Mussels are one of the easiest, healthiest, sustainable and economical ways of enjoying a bistro dinner at home. To tell the truth, I’m often disappointed by the mussels in restaurants. So often the essential bath of broth seems separate from the mussels. Too often, cooks add too much butter, taking away from the refreshing taste of the sea. I like classic preparations, like Rive Bistro’s moules, pictured above. You can see how parts of the sauce catch in the shells, to flavor each mussel. Here’s the piece I wrote about Rive Bistro in Westport, CT for the Hartford Courant.
As a restaurant critic I’ve had to endure abominations like mussels in gorgonzola sauce. It’s the kind of dish people say, “It was really okay,” but really it’s not.
Writing about beer for Yankee Brew Magazine brought me to Mikro, a beer bar in Hamden, CT, where I had a memorable mussels dish in a very good way. They use Belgian witbier, with its notes of coriander and orange peel, and orange juice, garlic, chili, thyme and parsley.
Mikro’s mussels were the jumping off point for the best mussels I’ve ever made at home.
They were the pinnacle of steamed mussels, tender and briny, in a sauce that balanced sweetness of orange, herbs and spices and bite and depth of good beer. Here’s how I did it:
I bought a bag of freshly harvested mussels at Food Bazaar in Bridgeport, an awesome source for international foods and whole fish. It cost $4 for the pound. Feeds two hearty appetites for dinner or four as an appetizer.
I happened to be writing an article about Belgian beer, and my husband and I were drinking a crisp, delicious dry Dupont Saison. So I used the saison in the mussels. A tart Leipziger Gose, brewed with coriander and salt, would have worked too — but in the name of research and deadlines, we’d savored the bottle the night before.
Prep the mise. Slice one large onion into strips you image catching in the mussel shells. Slice a clove of garlic, mince a tablespoon of fresh ginger. Chop about a cup of fresh cilantro (or fresh herb you love.) Squeeze two sweet, juicy Clementines, and add beer to reach half cup.

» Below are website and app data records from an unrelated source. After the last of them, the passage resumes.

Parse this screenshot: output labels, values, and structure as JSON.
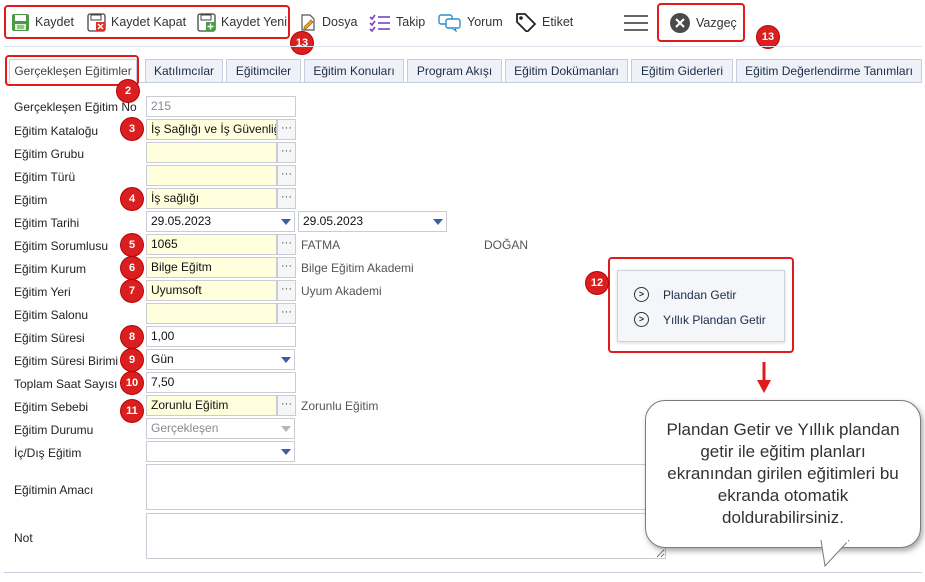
{
  "toolbar": {
    "save": "Kaydet",
    "save_close": "Kaydet Kapat",
    "save_new": "Kaydet Yeni",
    "file": "Dosya",
    "follow": "Takip",
    "comment": "Yorum",
    "tag": "Etiket",
    "cancel": "Vazgeç"
  },
  "badges": {
    "b2": "2",
    "b3": "3",
    "b4": "4",
    "b5": "5",
    "b6": "6",
    "b7": "7",
    "b8": "8",
    "b9": "9",
    "b10": "10",
    "b11": "11",
    "b12": "12",
    "b13": "13"
  },
  "tabs": [
    "Gerçekleşen Eğitimler",
    "Katılımcılar",
    "Eğitimciler",
    "Eğitim Konuları",
    "Program Akışı",
    "Eğitim Dokümanları",
    "Eğitim Giderleri",
    "Eğitim Değerlendirme Tanımları"
  ],
  "form": {
    "no_label": "Gerçekleşen Eğitim No",
    "no_value": "215",
    "katalog_label": "Eğitim Kataloğu",
    "katalog_value": "İş Sağlığı ve İş Güvenliği",
    "grup_label": "Eğitim Grubu",
    "tur_label": "Eğitim Türü",
    "egitim_label": "Eğitim",
    "egitim_value": "İş sağlığı",
    "tarih_label": "Eğitim Tarihi",
    "tarih_start": "29.05.2023",
    "tarih_end": "29.05.2023",
    "sorumlu_label": "Eğitim Sorumlusu",
    "sorumlu_value": "1065",
    "sorumlu_first": "FATMA",
    "sorumlu_last": "DOĞAN",
    "kurum_label": "Eğitim Kurum",
    "kurum_value": "Bilge Eğitm",
    "kurum_desc": "Bilge Eğitim Akademi",
    "yer_label": "Eğitim Yeri",
    "yer_value": "Uyumsoft",
    "yer_desc": "Uyum Akademi",
    "salon_label": "Eğitim Salonu",
    "sure_label": "Eğitim Süresi",
    "sure_value": "1,00",
    "birim_label": "Eğitim Süresi Birimi",
    "birim_value": "Gün",
    "saat_label": "Toplam Saat Sayısı",
    "saat_value": "7,50",
    "sebep_label": "Eğitim Sebebi",
    "sebep_value": "Zorunlu Eğitim",
    "sebep_desc": "Zorunlu Eğitim",
    "durum_label": "Eğitim Durumu",
    "durum_value": "Gerçekleşen",
    "icdis_label": "İç/Dış Eğitim",
    "amac_label": "Eğitimin Amacı",
    "not_label": "Not"
  },
  "popup": {
    "item1": "Plandan Getir",
    "item2": "Yıllık Plandan Getir"
  },
  "callout": "Plandan Getir ve Yıllık plandan getir ile eğitim planları ekranından girilen eğitimleri bu ekranda otomatik doldurabilirsiniz.",
  "colors": {
    "highlight_red": "#e01b1b",
    "required_field": "#ffffdd",
    "tab_bg": "#eef2f8"
  }
}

Caramelize onions over low heat, in a little olive oil, and sprinkle salt over the onions. Stir and watch over them to brown evenly (and don’t burn). When they are brown and golden, push the onions to the side of the pan. Add a some olive oil to the cleared spot, and saute cardamom pods, coriander seeds and Chinese red pepper corns in oil. After they release their flavors, scoop out the spices.
Add the garlic, ginger and sauté with the onions. Add the orange juice and beer and let it bubble down until thick. It should look like an onion jam. At this point, you can turn the heat off and wait until you’re ready to serve.

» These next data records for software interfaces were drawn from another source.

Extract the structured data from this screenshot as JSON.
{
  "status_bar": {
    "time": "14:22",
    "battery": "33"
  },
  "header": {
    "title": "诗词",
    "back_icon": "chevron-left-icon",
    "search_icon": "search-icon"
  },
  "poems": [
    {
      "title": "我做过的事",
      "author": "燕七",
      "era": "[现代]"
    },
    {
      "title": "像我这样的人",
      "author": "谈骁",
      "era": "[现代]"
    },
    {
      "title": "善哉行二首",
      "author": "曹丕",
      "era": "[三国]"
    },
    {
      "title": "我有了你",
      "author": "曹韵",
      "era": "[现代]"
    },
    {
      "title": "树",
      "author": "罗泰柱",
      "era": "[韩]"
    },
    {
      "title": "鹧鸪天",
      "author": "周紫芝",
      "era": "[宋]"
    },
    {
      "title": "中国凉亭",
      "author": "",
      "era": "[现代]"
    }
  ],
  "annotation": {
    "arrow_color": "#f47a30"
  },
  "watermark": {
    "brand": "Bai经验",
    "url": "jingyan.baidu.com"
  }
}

Turn up the heat to medium high and add the cleaned mussels, and a half cup of liquid. I added water and a dollop of Belgian beer. Cover, and cook until the shells open. Our mussels, in the two inch range, took about four minutes. Scoop the mussels into a large bowl. To the broth, add two heaping tablespoons of butter, stir until melted, add cilantro, and pour broth over the mussels.

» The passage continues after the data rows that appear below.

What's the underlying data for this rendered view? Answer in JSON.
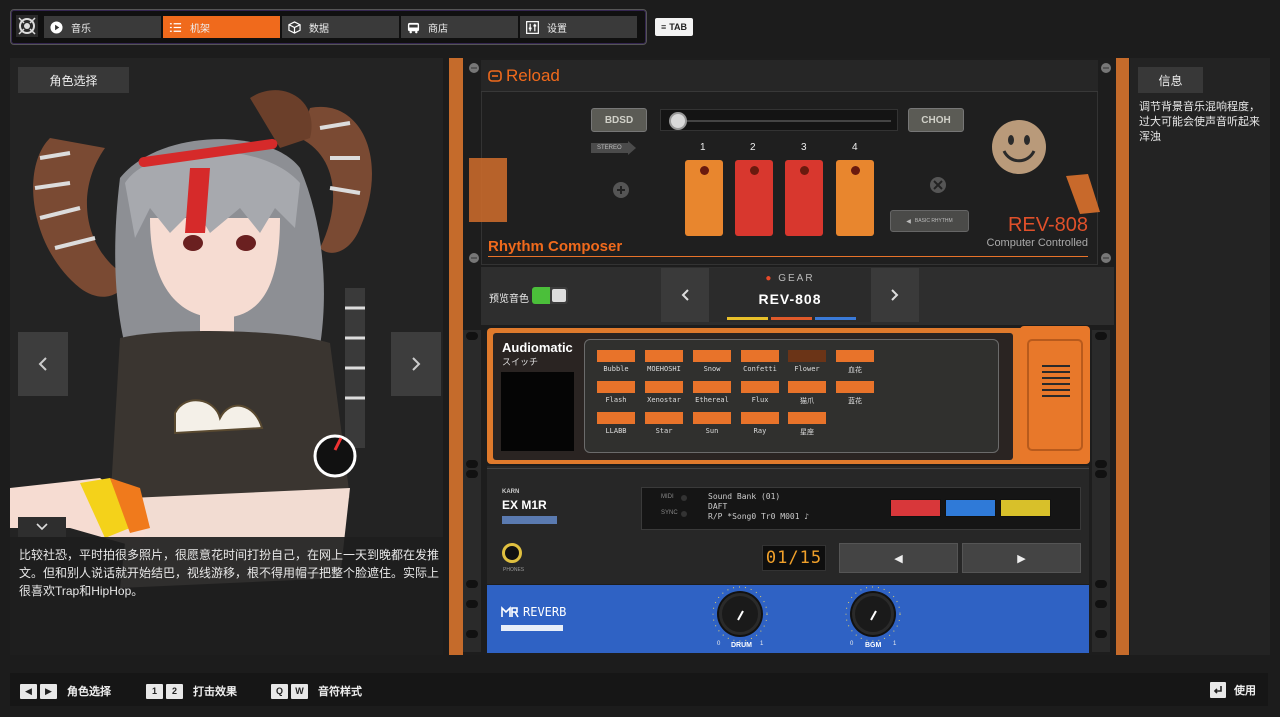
{
  "nav": {
    "tabs": [
      {
        "label": "音乐",
        "icon": "play-icon"
      },
      {
        "label": "机架",
        "icon": "list-icon"
      },
      {
        "label": "数据",
        "icon": "cube-icon"
      },
      {
        "label": "商店",
        "icon": "bus-icon"
      },
      {
        "label": "设置",
        "icon": "sliders-icon"
      }
    ],
    "active_tab": "机架",
    "tab_key": "TAB",
    "accent": "#f06a1c"
  },
  "left_panel": {
    "header": "角色选择",
    "description": "比较社恐，平时拍很多照片，很愿意花时间打扮自己，在网上一天到晚都在发推文。但和别人说话就开始结巴，视线游移，根不得用帽子把整个脸遮住。实际上很喜欢Trap和HipHop。"
  },
  "rack": {
    "module1": {
      "brand": "Reload",
      "btn_left": "BDSD",
      "btn_right": "CHOH",
      "stereo_label": "STEREO",
      "basic_rhythm_label": "BASIC RHYTHM",
      "steps": [
        "1",
        "2",
        "3",
        "4"
      ],
      "title": "Rhythm Composer",
      "model": "REV-808",
      "subtitle": "Computer Controlled"
    },
    "module2": {
      "preview_label": "预览音色",
      "gear_label": "GEAR",
      "gear_name": "REV-808"
    },
    "module3": {
      "title": "Audiomatic",
      "subtitle": "スイッチ",
      "chips": [
        {
          "label": "Bubble",
          "color": "#e8732a"
        },
        {
          "label": "MOEHOSHI",
          "color": "#e8732a"
        },
        {
          "label": "Snow",
          "color": "#e8732a"
        },
        {
          "label": "Confetti",
          "color": "#e8732a"
        },
        {
          "label": "Flower",
          "color": "#6b3417"
        },
        {
          "label": "血花",
          "color": "#e8732a"
        },
        {
          "label": "Flash",
          "color": "#e8732a"
        },
        {
          "label": "Xenostar",
          "color": "#e8732a"
        },
        {
          "label": "Ethereal",
          "color": "#e8732a"
        },
        {
          "label": "Flux",
          "color": "#e8732a"
        },
        {
          "label": "猫爪",
          "color": "#e8732a"
        },
        {
          "label": "蓝花",
          "color": "#e8732a"
        },
        {
          "label": "LLABB",
          "color": "#e8732a"
        },
        {
          "label": "Star",
          "color": "#e8732a"
        },
        {
          "label": "Sun",
          "color": "#e8732a"
        },
        {
          "label": "Ray",
          "color": "#e8732a"
        },
        {
          "label": "星座",
          "color": "#e8732a"
        }
      ]
    },
    "module4": {
      "brand_top": "KARN",
      "model": "EX M1R",
      "midi_label": "MIDI",
      "sync_label": "SYNC",
      "lcd_line1": "Sound Bank (01)",
      "lcd_line2": "DAFT",
      "lcd_line3": "R/P  *Song0  Tr0  M001 ♪",
      "counter": "01/15",
      "phones_label": "PHONES",
      "prev_glyph": "◀",
      "next_glyph": "▶",
      "colors": [
        "#d8373a",
        "#2f7ad8",
        "#d8c02a"
      ]
    },
    "module5": {
      "title": "REVERB",
      "knob1_label": "DRUM",
      "knob2_label": "BGM",
      "knob_min": "0",
      "knob_max": "1"
    }
  },
  "right_panel": {
    "header": "信息",
    "text": "调节背景音乐混响程度，过大可能会使声音听起来浑浊"
  },
  "bottom_bar": {
    "items": [
      {
        "keys": [
          "◀",
          "▶"
        ],
        "label": "角色选择"
      },
      {
        "keys": [
          "1",
          "2"
        ],
        "label": "打击效果"
      },
      {
        "keys": [
          "Q",
          "W"
        ],
        "label": "音符样式"
      }
    ],
    "use_label": "使用"
  }
}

We ate with our hands, slurping the sweet tender mussels, trapped onions, bright bits of ginger and spicy-sweet broth from blue-black shells.
Serve with oven-fries. Here’s how to make them. Peel and slice potatoes. Place on a cookie sheet, and coat in olive oil, use your hands to toss the potatoes. Place in a preheated 400 degree oven. Do not fuss with the potatoes until they smell good like browning potatoes, and the fries on the edges of the pan are golden brown and not sticking to the pan. Use a spatula to move the pale fries to the edges of the pan. When the frites are golden, remove from oven. They are softer than deep-fried fries, but they taste wonderful, a combination of crunch and softness, that is even better when dipped in the mussels broth.
(Top photo courtesy of Rive Bistro.)